I picked up the novel, "The Residue Years," by Mitchell S. Jackson mainly because it is set in Portland. I have a soft spot for books set in this beautiful state and, because Jackson is black, I was curious about the author's perspective on growing up in a city with so little diversity.
Jackson's portrait of life in the City of Roses is unlike any I've seen before, and "The Residue Years," is unlike anything I've read. The book is not quite fiction, but extends well beyond memoir. There is no Hollywood ending.
Jackson, who now lives in New York and teaches writing at New York University, grew up in the crime- and drug-infested ghettos of northeast Portland in the 1990s. The book is largely based on the author's life, and chronicles the struggles of a family nearly ruined by poverty and their mother's crack addiction. Jackson's Portland is both sinister and oppressive, where gentrification squeezes the poor into tight, angry corners and the recurring threat of rain means that no one good is on the streets at night.
The story is told from the perspectives of two characters. Grace, a mother who is recently out of court-ordered rehab, is trying to stay sober and reconnect with her three boys. Champ, her eldest son, begins selling crack to buy back the family home, a house occupied by another family with no intention to sell, in a rapidly gentrifying area.

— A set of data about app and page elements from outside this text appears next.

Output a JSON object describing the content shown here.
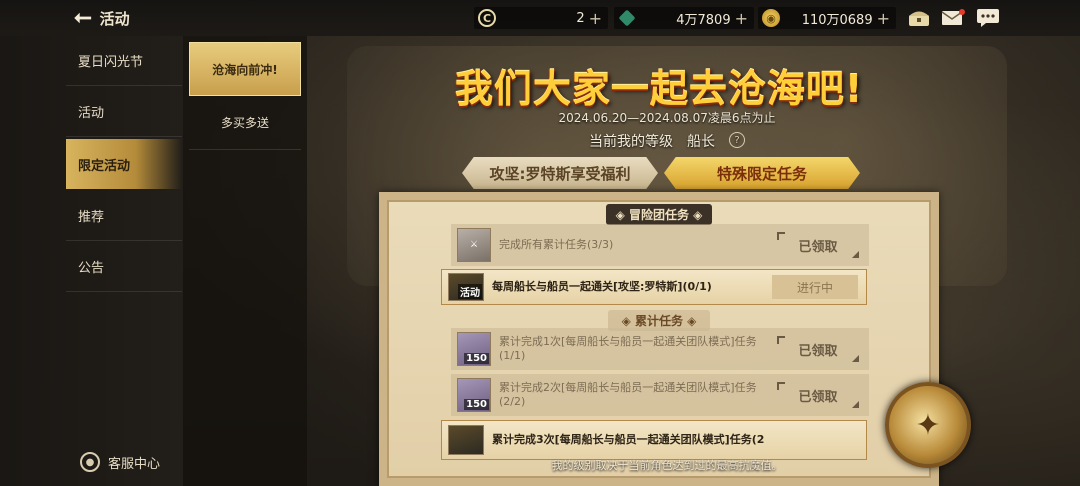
{
  "topbar": {
    "back_icon": "back-arrow-icon",
    "title": "活动",
    "resources": [
      {
        "icon": "coin-c-icon",
        "value": "2"
      },
      {
        "icon": "crystal-icon",
        "value": "4万7809"
      },
      {
        "icon": "gold-coin-icon",
        "value": "110万0689"
      }
    ],
    "plus": "+",
    "icons": [
      "chest-icon",
      "mail-icon",
      "chat-icon"
    ]
  },
  "sidebar": {
    "items": [
      {
        "label": "夏日闪光节"
      },
      {
        "label": "活动"
      },
      {
        "label": "限定活动"
      },
      {
        "label": "推荐"
      },
      {
        "label": "公告"
      }
    ],
    "active_index": 2,
    "service": "客服中心"
  },
  "subtabs": {
    "items": [
      {
        "label": "沧海向前冲!"
      },
      {
        "label": "多买多送"
      }
    ]
  },
  "event": {
    "title": "我们大家一起去沧海吧!",
    "date": "2024.06.20—2024.08.07凌晨6点为止",
    "level_label": "当前我的等级",
    "level_value": "船长",
    "help": "?",
    "tabs": [
      {
        "label": "攻坚:罗特斯享受福利"
      },
      {
        "label": "特殊限定任务"
      }
    ],
    "section1": "冒险团任务",
    "section2": "累计任务",
    "tasks": [
      {
        "icon": "sword-icon",
        "badge": "",
        "text": "完成所有累计任务(3/3)",
        "status": "已领取"
      },
      {
        "icon": "activity-icon",
        "badge": "活动",
        "text": "每周船长与船员一起通关[攻坚:罗特斯](0/1)",
        "status": "进行中"
      },
      {
        "icon": "reward-icon",
        "badge": "150",
        "text": "累计完成1次[每周船长与船员一起通关团队模式]任务(1/1)",
        "status": "已领取"
      },
      {
        "icon": "reward-icon",
        "badge": "150",
        "text": "累计完成2次[每周船长与船员一起通关团队模式]任务(2/2)",
        "status": "已领取"
      },
      {
        "icon": "activity-icon",
        "badge": "",
        "text": "累计完成3次[每周船长与船员一起通关团队模式]任务(2",
        "status": ""
      }
    ],
    "footer_note": "我的级别取决于当前角色达到过的最高抗魔值。"
  }
}
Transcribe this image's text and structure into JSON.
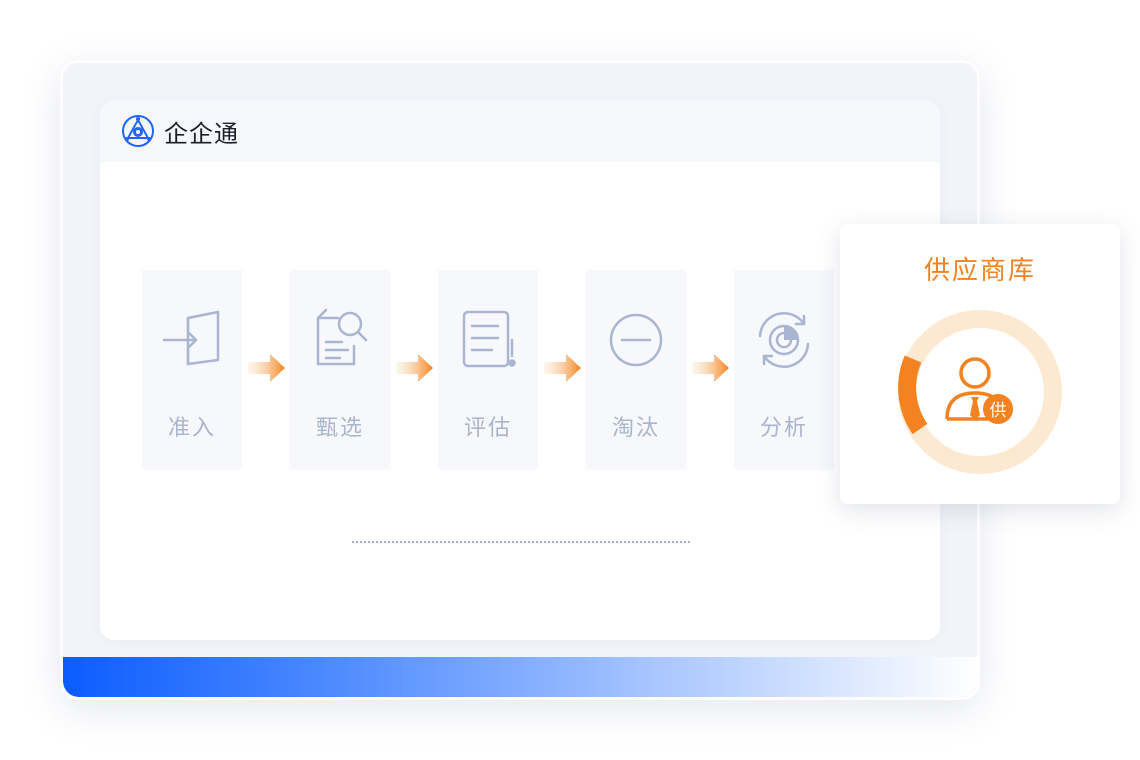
{
  "app": {
    "title": "企企通"
  },
  "steps": [
    {
      "label": "准入",
      "icon": "enter-door-icon"
    },
    {
      "label": "甄选",
      "icon": "document-search-icon"
    },
    {
      "label": "评估",
      "icon": "checklist-alert-icon"
    },
    {
      "label": "淘汰",
      "icon": "minus-circle-icon"
    },
    {
      "label": "分析",
      "icon": "radar-refresh-icon"
    }
  ],
  "supplier_card": {
    "title": "供应商库",
    "badge": "供",
    "icon": "supplier-user-icon"
  },
  "colors": {
    "accent": "#f58220",
    "brand_blue": "#0b5cff",
    "muted_icon": "#a9b5d1",
    "donut_track": "#fde8d1"
  }
}
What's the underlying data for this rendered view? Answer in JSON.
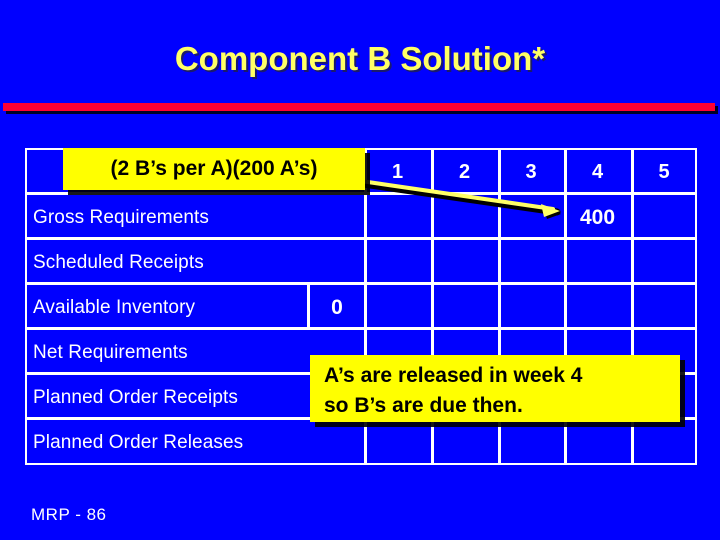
{
  "slide": {
    "title": "Component B Solution*",
    "footer": "MRP - 86",
    "accent_color": "#ff0033",
    "background_color": "#0000ff",
    "title_color": "#ffff66"
  },
  "table": {
    "period_headers": [
      "1",
      "2",
      "3",
      "4",
      "5"
    ],
    "rows": [
      {
        "label": "Gross Requirements",
        "inventory": "",
        "values": [
          "",
          "",
          "",
          "400",
          ""
        ]
      },
      {
        "label": "Scheduled Receipts",
        "inventory": "",
        "values": [
          "",
          "",
          "",
          "",
          ""
        ]
      },
      {
        "label": "Available Inventory",
        "inventory": "0",
        "values": [
          "",
          "",
          "",
          "",
          ""
        ]
      },
      {
        "label": "Net Requirements",
        "inventory": "",
        "values": [
          "",
          "",
          "",
          "",
          ""
        ]
      },
      {
        "label": "Planned Order Receipts",
        "inventory": "",
        "values": [
          "",
          "",
          "",
          "",
          ""
        ]
      },
      {
        "label": "Planned Order Releases",
        "inventory": "",
        "values": [
          "",
          "",
          "",
          "",
          ""
        ]
      }
    ]
  },
  "callouts": {
    "ratio": "(2 B’s per A)(200 A’s)",
    "note_line1": "A’s are released in week 4",
    "note_line2": "so B’s are due then.",
    "color": "#ffff00"
  }
}
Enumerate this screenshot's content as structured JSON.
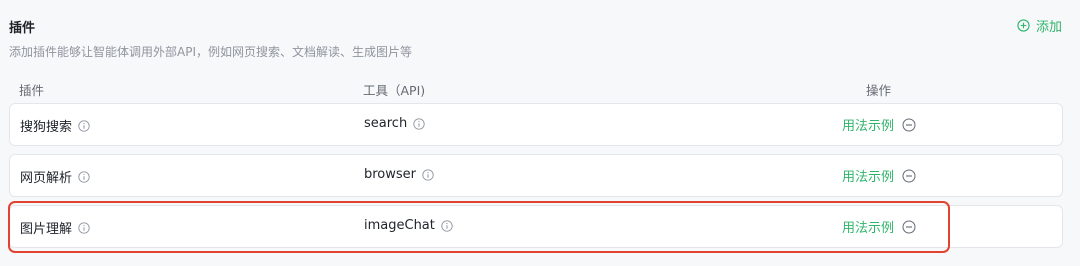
{
  "section": {
    "title": "插件",
    "add_label": "添加",
    "description": "添加插件能够让智能体调用外部API，例如网页搜索、文档解读、生成图片等"
  },
  "table": {
    "headers": {
      "plugin": "插件",
      "tool": "工具（API)",
      "operation": "操作"
    },
    "rows": [
      {
        "plugin": "搜狗搜索",
        "tool": "search",
        "usage_label": "用法示例"
      },
      {
        "plugin": "网页解析",
        "tool": "browser",
        "usage_label": "用法示例"
      },
      {
        "plugin": "图片理解",
        "tool": "imageChat",
        "usage_label": "用法示例"
      }
    ]
  },
  "colors": {
    "accent": "#2fb56a",
    "highlight": "#e0442f"
  },
  "icons": {
    "add": "plus-circle-icon",
    "info": "info-icon",
    "remove": "minus-circle-icon"
  }
}
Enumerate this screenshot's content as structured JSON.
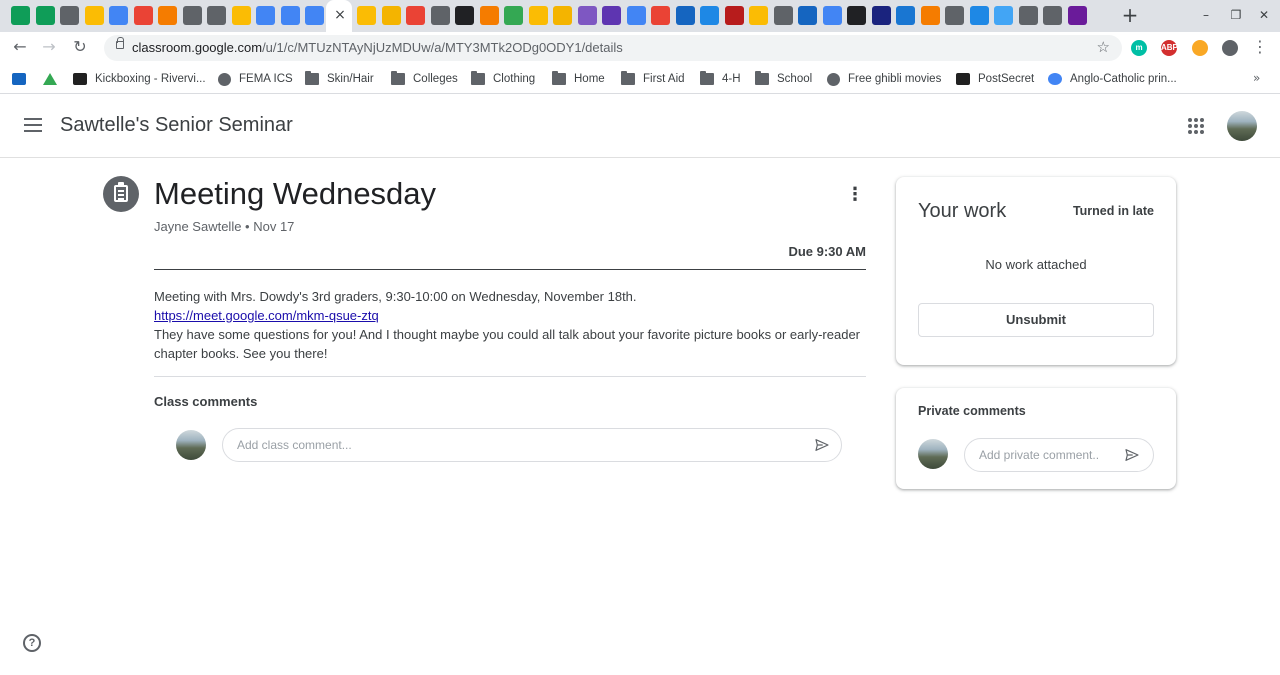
{
  "browser": {
    "tab_favicon_colors": [
      "#0f9d58",
      "#0f9d58",
      "#5f6368",
      "#fbbc04",
      "#4285f4",
      "#ea4335",
      "#f57c00",
      "#5f6368",
      "#5f6368",
      "#fbbc04",
      "#4285f4",
      "#4285f4",
      "#4285f4",
      "#fbbc04",
      "#f4b400",
      "#ea4335",
      "#5f6368",
      "#202124",
      "#f57c00",
      "#34a853",
      "#fbbc04",
      "#f4b400",
      "#7e57c2",
      "#5e35b1",
      "#4285f4",
      "#ea4335",
      "#1565c0",
      "#1e88e5",
      "#b71c1c",
      "#fbbc04",
      "#5f6368",
      "#1565c0",
      "#4285f4",
      "#202124",
      "#1a237e",
      "#1976d2",
      "#f57c00",
      "#5f6368",
      "#1e88e5",
      "#42a5f5",
      "#5f6368",
      "#5f6368",
      "#6a1b9a"
    ],
    "active_tab_close": "×",
    "new_tab": "+",
    "window_buttons": [
      "–",
      "❐",
      "✕"
    ],
    "url_host": "classroom.google.com",
    "url_path": "/u/1/c/MTUzNTAyNjUzMDUw/a/MTY3MTk2ODg0ODY1/details",
    "extensions": [
      {
        "label": "m",
        "color": "#00bfa5"
      },
      {
        "label": "ABP",
        "color": "#d32f2f"
      },
      {
        "label": "",
        "color": "#f9a825"
      },
      {
        "label": "",
        "color": "#5f6368"
      }
    ],
    "bookmarks": [
      {
        "label": "",
        "icon": "ox"
      },
      {
        "label": "",
        "icon": "drive"
      },
      {
        "label": "Kickboxing - Rivervi...",
        "icon": "site"
      },
      {
        "label": "FEMA ICS",
        "icon": "globe"
      },
      {
        "label": "Skin/Hair",
        "icon": "folder"
      },
      {
        "label": "Colleges",
        "icon": "folder"
      },
      {
        "label": "Clothing",
        "icon": "folder"
      },
      {
        "label": "Home",
        "icon": "folder"
      },
      {
        "label": "First Aid",
        "icon": "folder"
      },
      {
        "label": "4-H",
        "icon": "folder"
      },
      {
        "label": "School",
        "icon": "folder"
      },
      {
        "label": "Free ghibli movies",
        "icon": "globe"
      },
      {
        "label": "PostSecret",
        "icon": "site"
      },
      {
        "label": "Anglo-Catholic prin...",
        "icon": "google"
      }
    ],
    "bookmarks_more": "»"
  },
  "classroom": {
    "class_name": "Sawtelle's Senior Seminar",
    "assignment": {
      "title": "Meeting Wednesday",
      "meta": "Jayne Sawtelle • Nov 17",
      "due": "Due 9:30 AM",
      "description_line1": "Meeting with Mrs. Dowdy's 3rd graders, 9:30-10:00 on Wednesday, November 18th.",
      "link": "https://meet.google.com/mkm-qsue-ztq",
      "description_line2": "They have some questions for you! And I thought maybe you could all talk about your favorite picture books or early-reader chapter books. See you there!"
    },
    "class_comments": {
      "label": "Class comments",
      "placeholder": "Add class comment..."
    },
    "your_work": {
      "title": "Your work",
      "status": "Turned in late",
      "empty_text": "No work attached",
      "unsubmit_label": "Unsubmit"
    },
    "private_comments": {
      "label": "Private comments",
      "placeholder": "Add private comment..."
    },
    "help_label": "?"
  }
}
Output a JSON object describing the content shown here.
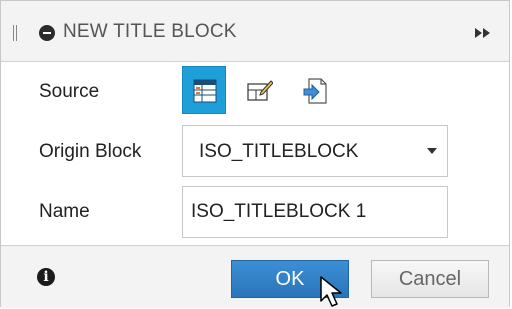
{
  "dialog": {
    "title": "NEW TITLE BLOCK",
    "header_icons": {
      "grip": "drag-handle-icon",
      "collapse": "minus-circle-icon",
      "expand": "double-chevron-right-icon"
    }
  },
  "source": {
    "label": "Source",
    "options": [
      {
        "icon": "table-icon",
        "selected": true
      },
      {
        "icon": "edit-block-icon",
        "selected": false
      },
      {
        "icon": "import-file-icon",
        "selected": false
      }
    ]
  },
  "origin_block": {
    "label": "Origin Block",
    "value": "ISO_TITLEBLOCK"
  },
  "name": {
    "label": "Name",
    "value": "ISO_TITLEBLOCK 1"
  },
  "footer": {
    "info_icon": "info-icon",
    "ok_label": "OK",
    "cancel_label": "Cancel"
  },
  "colors": {
    "accent": "#1e9fd8",
    "ok_button": "#2a74b8"
  }
}
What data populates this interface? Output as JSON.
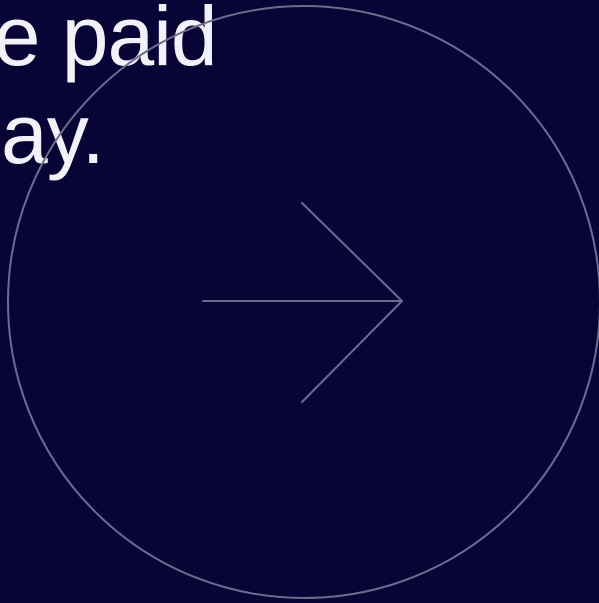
{
  "headline": {
    "line1": "be paid",
    "line2": "ay."
  },
  "cta": {
    "icon": "arrow-right-icon",
    "ring_color": "#6e6b8f",
    "arrow_color": "#6e6b8f"
  },
  "colors": {
    "background": "#080536",
    "text": "#f2f1f7"
  }
}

Grace intends to stay focused on her goals, but the system doesn't make it easy. She's put in a halfway house near her old neighborhood, and far from anywhere she can get a decent job. Her criminal record prevents her from getting the office jobs she used to have. She ends up working at a fast-food restaurant, barely able to make ends meet while paying for living expenses and court fees, and desperately tries to avoid her old drug-using crowd and its temptations. Her two younger sons have all but given up on her, but Champ is determined to be his mother's lifeline.
The first-person narrative shifts between the two main characters as they try to hold their family together and realize a fractured sort of American Dream. Both main characters are likeable and easy to root for. Grace is insightful and strong-willed, someone readers can imagine breaking out of her cycle of addiction as she tries to soldier through so many obstacles in her way. At one point, she realizes she needs to ask for help in getting shared custody of her children: "There are times when I can do it alone. There are times when doing it alone is the surest way to fall." Champ is going to college, living with a girlfriend he loves, and, though also selling drugs, he is strangely idealistic. In language that blends street-wise youth and wise-cracking professor, he quotes the Bible and Nietzsche, and describes one desirable woman as having "an ass that could turn staunch assologists into teary-eyed swains." Jackson's writing style is raw and poetic. His characters struggle with personal responsibility, limited options and a desire for a better life. He subtly underscores the failures of our social and justice system by including blank legal and social documents the characters are familiar with: a drug diversion contract, a petition for child custody, a police report. The forms might seem gimmicky in a less honest book, but in "The Residue Years," they are just a slice of life, artifacts of the faceless bureaucracy that his characters and so many real people face every day.
Angela Decker is a freelance writer in Ashland and can be reached at firstname.lastname@example.org.